The Federal Trade Commission (FTC) made a number of changes to its regulations and guidelines in 2013.  Specifically, the FTC updated its “.com Disclosures” guide to provide advertisers with more specific instructions for complying with the FTC’s Guides Concerning the Use of Endorsements and Testimonials in various forms of new media.
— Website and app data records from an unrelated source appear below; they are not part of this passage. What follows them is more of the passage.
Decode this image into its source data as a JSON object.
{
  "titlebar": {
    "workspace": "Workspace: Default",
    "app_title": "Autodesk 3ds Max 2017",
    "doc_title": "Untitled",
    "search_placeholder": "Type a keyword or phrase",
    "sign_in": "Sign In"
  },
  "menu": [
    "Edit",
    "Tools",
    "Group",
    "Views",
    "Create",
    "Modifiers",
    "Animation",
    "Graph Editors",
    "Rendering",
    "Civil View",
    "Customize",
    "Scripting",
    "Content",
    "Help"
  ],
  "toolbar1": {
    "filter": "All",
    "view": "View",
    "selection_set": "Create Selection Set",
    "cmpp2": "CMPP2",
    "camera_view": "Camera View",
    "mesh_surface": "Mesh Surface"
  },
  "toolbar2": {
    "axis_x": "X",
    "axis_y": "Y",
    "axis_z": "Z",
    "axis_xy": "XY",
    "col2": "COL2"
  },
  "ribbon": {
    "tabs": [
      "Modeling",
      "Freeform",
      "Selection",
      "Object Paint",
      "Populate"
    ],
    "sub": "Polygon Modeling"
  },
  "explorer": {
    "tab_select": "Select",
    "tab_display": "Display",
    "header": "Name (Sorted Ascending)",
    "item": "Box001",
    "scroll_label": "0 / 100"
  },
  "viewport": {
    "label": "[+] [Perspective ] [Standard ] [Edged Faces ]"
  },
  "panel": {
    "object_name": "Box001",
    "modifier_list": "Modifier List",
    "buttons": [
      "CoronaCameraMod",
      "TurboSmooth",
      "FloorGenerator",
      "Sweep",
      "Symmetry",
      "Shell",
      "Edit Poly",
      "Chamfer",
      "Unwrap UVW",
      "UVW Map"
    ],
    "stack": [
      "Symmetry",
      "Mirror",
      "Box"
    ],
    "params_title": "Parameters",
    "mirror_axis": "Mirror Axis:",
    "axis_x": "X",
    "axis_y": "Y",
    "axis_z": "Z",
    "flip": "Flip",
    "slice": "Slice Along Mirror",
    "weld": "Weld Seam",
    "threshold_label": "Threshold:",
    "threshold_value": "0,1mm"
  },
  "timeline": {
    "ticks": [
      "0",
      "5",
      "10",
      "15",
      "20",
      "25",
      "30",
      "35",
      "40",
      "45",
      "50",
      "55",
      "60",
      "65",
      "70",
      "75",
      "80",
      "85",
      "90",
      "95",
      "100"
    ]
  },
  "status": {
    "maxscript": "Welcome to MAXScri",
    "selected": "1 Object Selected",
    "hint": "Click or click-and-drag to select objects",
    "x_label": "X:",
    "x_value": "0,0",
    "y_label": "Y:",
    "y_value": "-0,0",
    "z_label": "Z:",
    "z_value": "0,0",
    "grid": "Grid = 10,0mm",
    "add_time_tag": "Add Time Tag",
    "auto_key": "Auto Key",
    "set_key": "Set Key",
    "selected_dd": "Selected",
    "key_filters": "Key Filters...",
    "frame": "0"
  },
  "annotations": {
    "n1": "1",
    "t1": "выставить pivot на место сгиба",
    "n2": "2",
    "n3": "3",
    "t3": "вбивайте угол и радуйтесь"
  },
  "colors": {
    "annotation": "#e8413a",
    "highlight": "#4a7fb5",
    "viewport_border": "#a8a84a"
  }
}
Moreover, the updated guide emphasized that disclosures must be clear and conspicuous on all devices and platforms where consumers may encounter advertisements and clarified methods by which advertisers can implement effective disclosures.  The FTC also announced new mobile privacy guidelines designed to improve the disclosures that appear on mobile platforms and that are used by application developers.

On the privacy side, dozens of state and territory attorneys general filed comments with the FTC addressing consumer complaints about “mobile cramming” – a practice involving the placement of unauthorized charges on consumer mobile bills for unwanted services as well as the inadequate disclosure of these third party charges.  The comments also expressed concerns about the limited mechanisms available to consumers to effectively block or dispute such charges.

A 2013 FTC ruling against juice company POM Wonderful clarified the FTC’s standard for determining whether an advertising claim is misleading. Specifically, the FTC found that, based on the overall “net impression” of the POM advertising campaign, at least a “significant minority” of reasonable consumers would believe that drinking POM juice would prevent heart disease and/or that there was clinical proof of these claims.  Applying this “significant minority” standard, the FTC concluded that the challenged claims were misleading despite the fact that most reasonable consumers would not interpret the advertising to mean that POM’s juice actually prevented heart disease.

The Way I See it

Advertisers and agencies will need to adapt to these regulatory approaches by:

  • Ensuring that clear, conspicuous and truthful disclosures are made on mobile and social media platforms.
  • Working with application developers to develop and implement effective disclosures and standardized privacy policies.
  • Recognizing that advertisers are responsible for all reasonable interpretations of their claims – even those interpretations that only a “significant minority” of reasonable consumers would believe to be true.